[history] [description] [shopping] [mall rat paradise]
[Location & Directions]
Cancun is a tale of two cities. Downtown is high-energy mass tourism and residential life while the Hotel Zone is resort living at its best with enough shopping malls to exhaust a shopaholic and a throbbing nightlife.
It is hard to believe that before 1970 the town was barely a dot on the map but plans to build a destination to replace Acapulco’s fading star have succeeded brilliantly.
It is well known as a party city but outside of Spring break and high testosterone frat boys, it is a wonderful place to unwind, shop and a great base for nearby ruins, islands and eco parks such as Xcaret down south.
For more information on Cancun Tourist Information,
Cancun has the finest beaches in the Yucatan with baby soft powdery white sand and the inviting warm Caribbean Sea. All beaches in Mexico are free and one of the best in Cancun is Playa Delfines. If the waves prove too strong, then opt for Playa Tortugas, which faces Isla Mujeres.
The area was never very important to the Mayans and even its name in Mayan is less than inspiring – nest of snakes. When the conquistadores first arrived, they ignored Cancun as the mosquito-ridden mangroves and low-lying scrub were not very appealing. Even though it received a few refugees as fallout from the War of the Castes in mid 1800s, it remain undeveloped until 1971.
This is the smaller of the two Mayan ruins in the Hotel Zone.
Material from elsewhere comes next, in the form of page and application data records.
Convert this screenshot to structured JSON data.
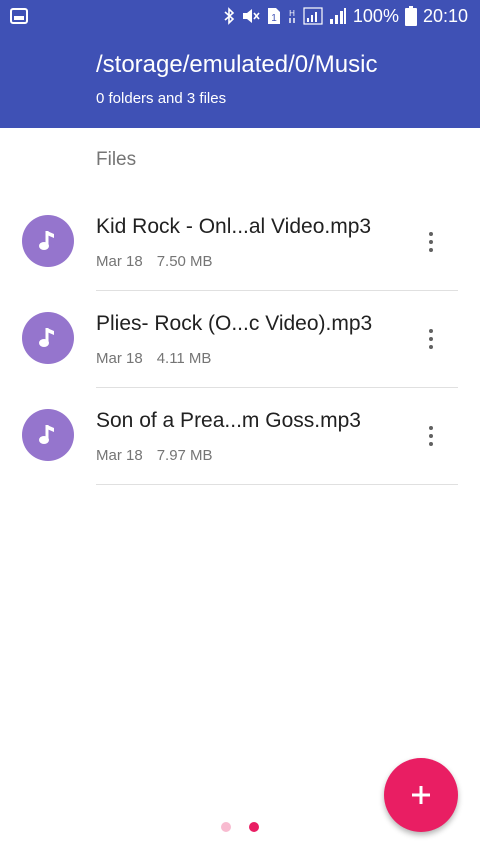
{
  "status_bar": {
    "battery_percent": "100%",
    "time": "20:10",
    "icons": [
      "gallery-icon",
      "bluetooth-icon",
      "mute-icon",
      "sim-icon",
      "network-h-icon",
      "signal-icon",
      "signal-icon",
      "battery-icon"
    ]
  },
  "header": {
    "path": "/storage/emulated/0/Music",
    "subtitle": "0 folders and 3 files"
  },
  "section_label": "Files",
  "files": [
    {
      "name": "Kid Rock - Onl...al Video.mp3",
      "date": "Mar 18",
      "size": "7.50 MB",
      "icon": "music-note-icon"
    },
    {
      "name": "Plies- Rock (O...c Video).mp3",
      "date": "Mar 18",
      "size": "4.11 MB",
      "icon": "music-note-icon"
    },
    {
      "name": "Son of a Prea...m Goss.mp3",
      "date": "Mar 18",
      "size": "7.97 MB",
      "icon": "music-note-icon"
    }
  ],
  "fab": {
    "icon": "plus-icon"
  },
  "pager": {
    "pages": 2,
    "active_index": 1
  },
  "colors": {
    "primary": "#3f51b5",
    "accent": "#e91e63",
    "avatar": "#9575cd"
  }
}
It has two small temples. Some suspect that as they are sited above the beach on the highest point in Cancun, they could have been watchtowers and lighthouses.
One of the ruins is called the Temple of Scorpion and the other the Temple of the Handprint. Unfortunately, there is little left in the ruins to explain the origins of the names. It is wedged between two hotels, one of them being the new Westin Lagunamar Ocean Resort. If you cannot gain access through the hotels, approach it from the beach.
El Rey ruins near Cancun
photo source: wikicommons
This is a relatively small set of ruins and easily accessible, it was first sighted by American explorer John Lloyd Stephens and his draftsman, Frederick Catherwood, it dates back to between 3rd and 2nd BC. Its ancient name Kin Ich Ahau Bonil is Mayan for "king of the solar countenance, and was believed linked to Mayan astronomy.
There are 47 structures here and it differs from most Mayan cities for having two plazas bordered by two main streets. Most other cities have only plaza and bones recently at the pyramid suggest that this could have been a religious burial site.
There are English and Spanish signs explaining the site’s history. However, the hundreds of iguanas that call this home are just as intriguing. Bring bananas and bread to feed the iguanas which can be found sunning all over the ruins. A few peacocks can be spotted strutting around. The El Rey ruins are at km 18 on Blvd Kukulkan.
Located to the north in Mujeres Bay, El Meco is a good visit for an hour in the afternoon. Located between Puerto Juarez and Punta Sam, it is a small site of 14 structures with its main pyramid in relatively good condition. You will need to rent a car or get a taxi to get to this location.
Mercado 28..."Authentic" Shopping
This popular market in downtown Cancun offers the most authentic shopping for Mexican gifts and souvenirs. It has eclipsed the flea markets along downtown’s Tulum Avenue for variety. A covered market, vendors sell just about from sterling jewelry to painted Mexican ceramics, embroidered blouses and dresses, hand-tooled leather goods, sombreros and blankets to tourist junk.
Mall Rat ParadiseOK, I'll admit. I've always liked malls. Funny, because I don't much like shopping. But malls are such great places to just sit back people-watch. And for mall rats like me, Cancun is heaven on earth: partly because of the people and partly just because of the scale and audacity of some of these Centros Comerciales.
I have one clear favorite: La Isla, conveniently located toward the city end of the Hotel Zone (Km 12.5 phone: 998 883-5025). It's Venice meets Vegas. Canals run through the complex which features upscale stores (about a hundred) with designer merchandise from around the world, restaurants themed to the max and clubs the size of airports. There's a yacht club, an aquarium and a cineplex.
I don't remember actually ever buying anything here, but we've spent happy hours just wandering around when it was too hot for the beach.
Here's a list of other malls in the area with their location (kilometer marking for those I could find) and phone numbers.
|Centro Commercio Mayfair|
|Convention Center Shopping Plaza (50 shops)|
|Convention Center Shopping Plaza (50 shops)|
|Forum by the Sea|
|Plaza Caracol (200+ shops)|
|Plaza La Fiesta|
|Plaza Kukulcan (400 shops)Paseo Kukulcán|
Planta Alta No.44
|Royal Plaza Shopping Center|
Location and DirectionsThe Hotel Zone starts 6.5 miles from the airport on Boulevard Kukulcan.
return from Cancun to www.yucatan-vacations-for-seniors.com